:: WHAT IS EXPECTED ::
All that is asked is a faithful reproduction of the entries.

[Web page and app entries]

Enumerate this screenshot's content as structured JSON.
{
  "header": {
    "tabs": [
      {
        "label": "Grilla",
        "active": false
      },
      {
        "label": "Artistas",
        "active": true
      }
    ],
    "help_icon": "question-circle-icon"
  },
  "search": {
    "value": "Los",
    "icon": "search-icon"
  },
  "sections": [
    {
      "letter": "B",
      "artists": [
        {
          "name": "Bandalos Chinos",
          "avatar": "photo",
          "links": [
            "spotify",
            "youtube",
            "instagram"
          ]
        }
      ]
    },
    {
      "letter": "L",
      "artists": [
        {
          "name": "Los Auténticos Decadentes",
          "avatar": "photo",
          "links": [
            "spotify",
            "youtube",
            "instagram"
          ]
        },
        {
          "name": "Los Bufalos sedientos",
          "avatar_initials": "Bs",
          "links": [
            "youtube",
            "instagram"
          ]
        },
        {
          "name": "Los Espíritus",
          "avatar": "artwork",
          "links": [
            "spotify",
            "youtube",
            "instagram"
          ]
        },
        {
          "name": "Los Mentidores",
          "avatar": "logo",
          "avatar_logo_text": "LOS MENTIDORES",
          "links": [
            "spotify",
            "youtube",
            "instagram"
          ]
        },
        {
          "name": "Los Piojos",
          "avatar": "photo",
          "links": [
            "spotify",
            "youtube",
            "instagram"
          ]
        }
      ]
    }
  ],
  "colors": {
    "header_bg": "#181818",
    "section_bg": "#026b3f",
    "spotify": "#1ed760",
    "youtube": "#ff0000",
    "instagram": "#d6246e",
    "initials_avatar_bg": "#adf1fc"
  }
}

:: REPLY ::
Enumerate this screenshot's content as structured JSON.
{
  "header": {
    "tabs": [
      {
        "label": "Grilla",
        "active": false
      },
      {
        "label": "Artistas",
        "active": true
      }
    ],
    "help_icon": "question-circle-icon"
  },
  "search": {
    "value": "Los",
    "icon": "search-icon"
  },
  "sections": [
    {
      "letter": "B",
      "artists": [
        {
          "name": "Bandalos Chinos",
          "avatar": "photo",
          "links": [
            "spotify",
            "youtube",
            "instagram"
          ]
        }
      ]
    },
    {
      "letter": "L",
      "artists": [
        {
          "name": "Los Auténticos Decadentes",
          "avatar": "photo",
          "links": [
            "spotify",
            "youtube",
            "instagram"
          ]
        },
        {
          "name": "Los Bufalos sedientos",
          "avatar_initials": "Bs",
          "links": [
            "youtube",
            "instagram"
          ]
        },
        {
          "name": "Los Espíritus",
          "avatar": "artwork",
          "links": [
            "spotify",
            "youtube",
            "instagram"
          ]
        },
        {
          "name": "Los Mentidores",
          "avatar": "logo",
          "avatar_logo_text": "LOS MENTIDORES",
          "links": [
            "spotify",
            "youtube",
            "instagram"
          ]
        },
        {
          "name": "Los Piojos",
          "avatar": "photo",
          "links": [
            "spotify",
            "youtube",
            "instagram"
          ]
        }
      ]
    }
  ],
  "colors": {
    "header_bg": "#181818",
    "section_bg": "#026b3f",
    "spotify": "#1ed760",
    "youtube": "#ff0000",
    "instagram": "#d6246e",
    "initials_avatar_bg": "#adf1fc"
  }
}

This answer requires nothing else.